**** LISTED ENTRIES ****

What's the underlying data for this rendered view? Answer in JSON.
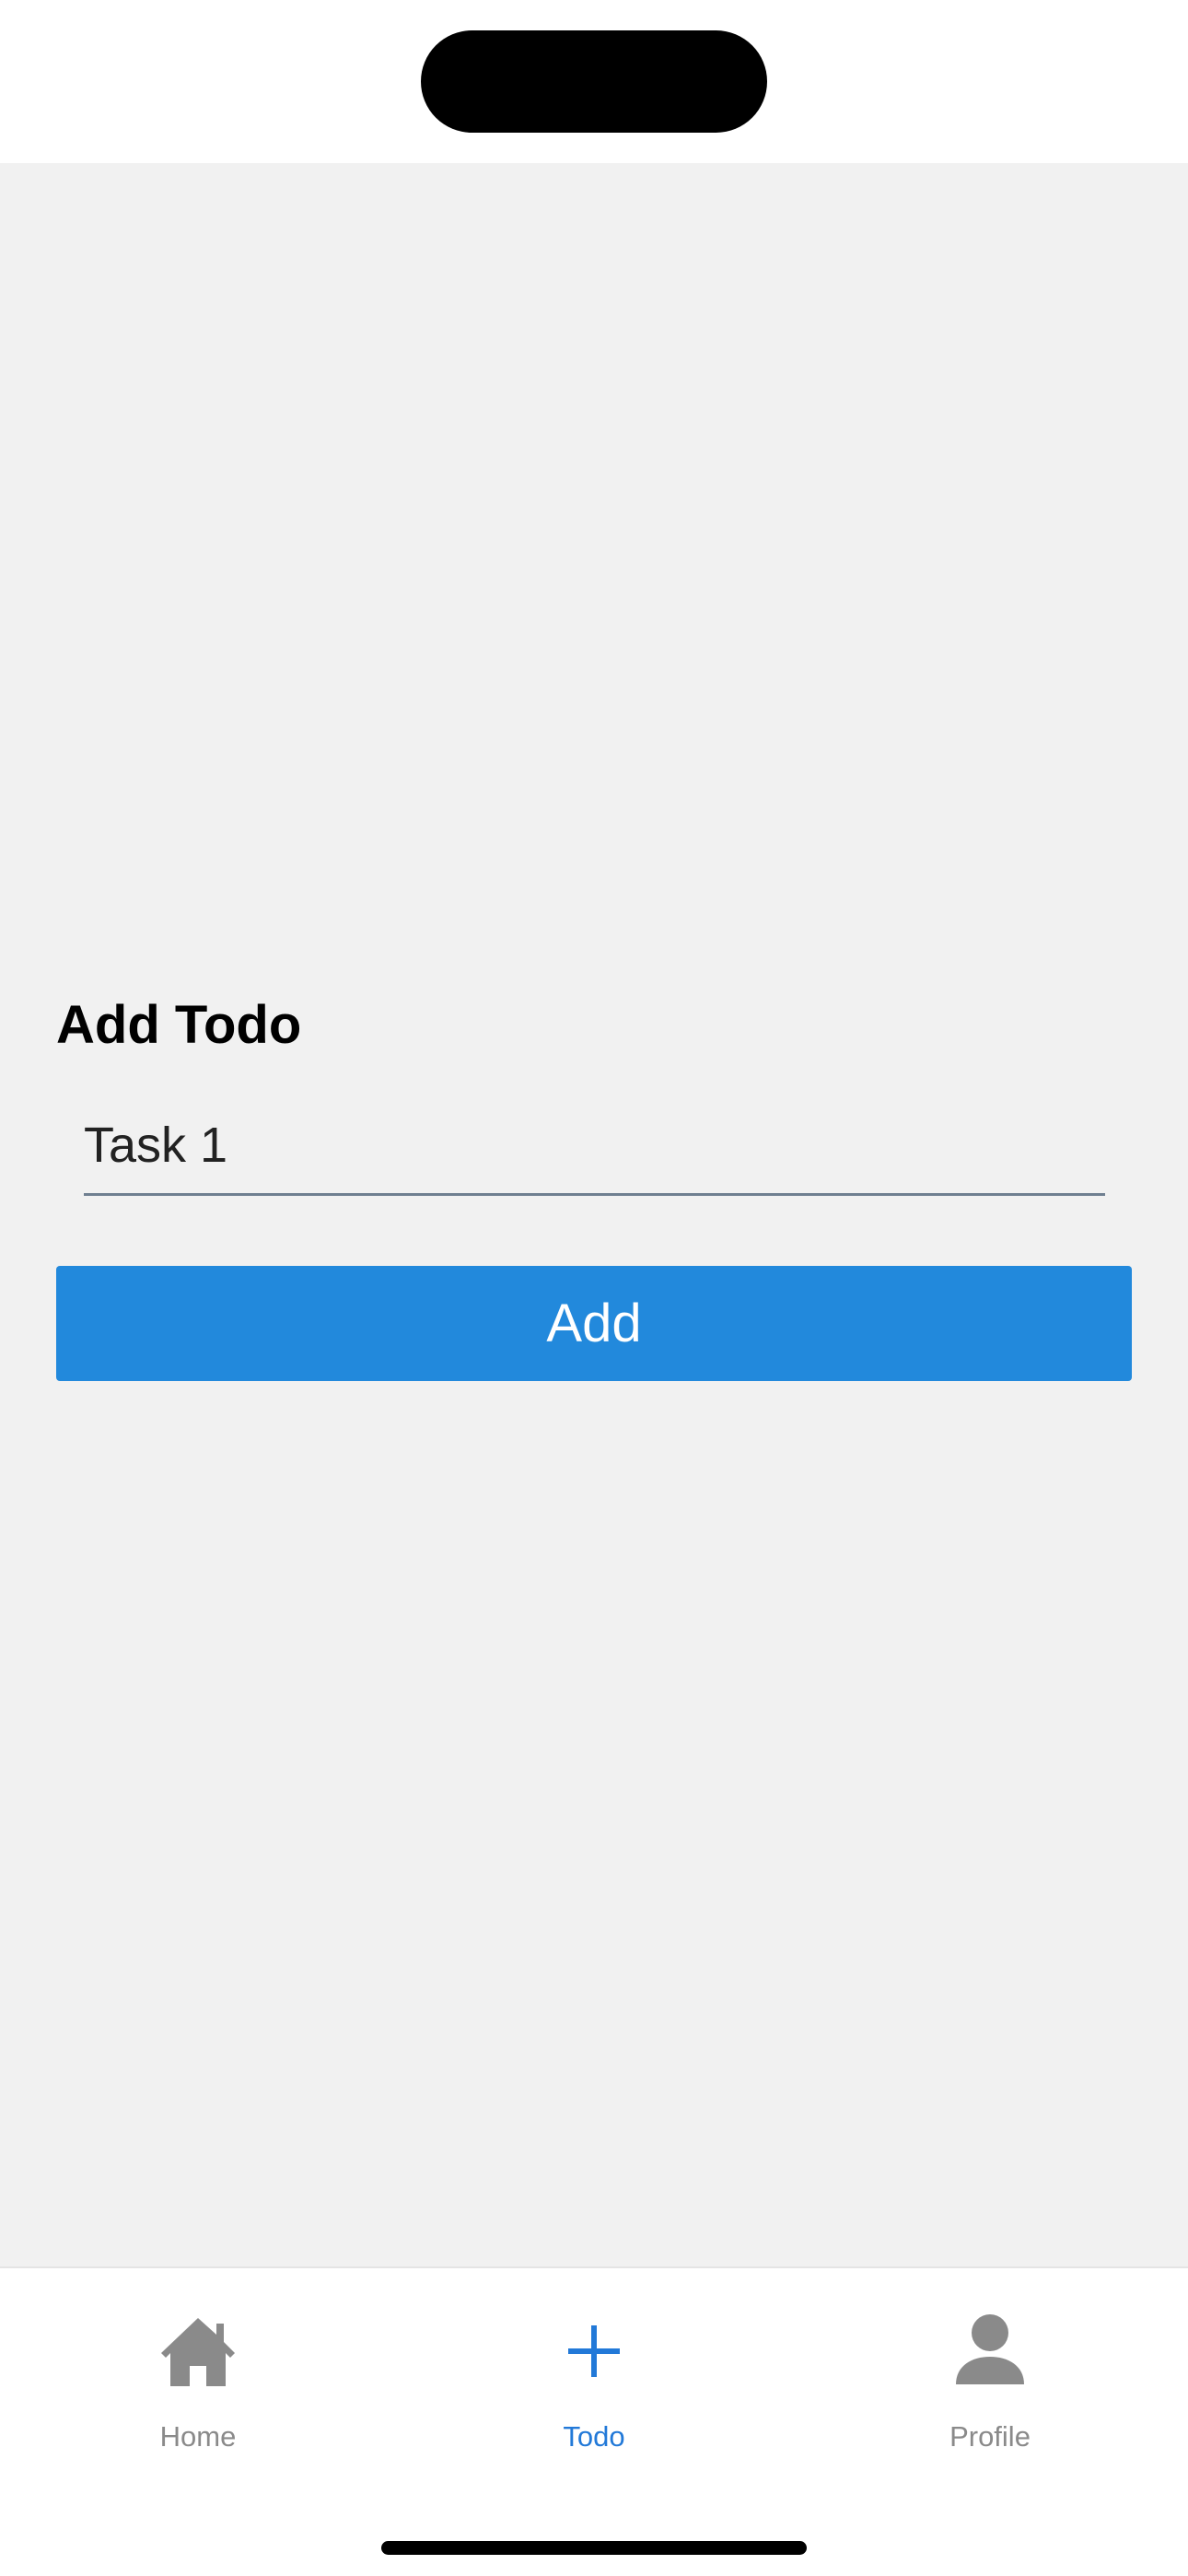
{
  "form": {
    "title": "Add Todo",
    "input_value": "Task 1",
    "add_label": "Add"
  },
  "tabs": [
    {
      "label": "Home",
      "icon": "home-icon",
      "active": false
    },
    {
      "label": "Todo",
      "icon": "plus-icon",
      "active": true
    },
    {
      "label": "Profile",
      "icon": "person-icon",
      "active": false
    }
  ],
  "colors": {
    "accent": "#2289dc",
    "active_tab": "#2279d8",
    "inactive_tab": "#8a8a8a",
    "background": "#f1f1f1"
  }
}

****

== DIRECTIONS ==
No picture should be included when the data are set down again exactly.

== TASK SOLUTION ==
What's the underlying data for this rendered view? Answer in JSON.
{
  "form": {
    "title": "Add Todo",
    "input_value": "Task 1",
    "add_label": "Add"
  },
  "tabs": [
    {
      "label": "Home",
      "icon": "home-icon",
      "active": false
    },
    {
      "label": "Todo",
      "icon": "plus-icon",
      "active": true
    },
    {
      "label": "Profile",
      "icon": "person-icon",
      "active": false
    }
  ],
  "colors": {
    "accent": "#2289dc",
    "active_tab": "#2279d8",
    "inactive_tab": "#8a8a8a",
    "background": "#f1f1f1"
  }
}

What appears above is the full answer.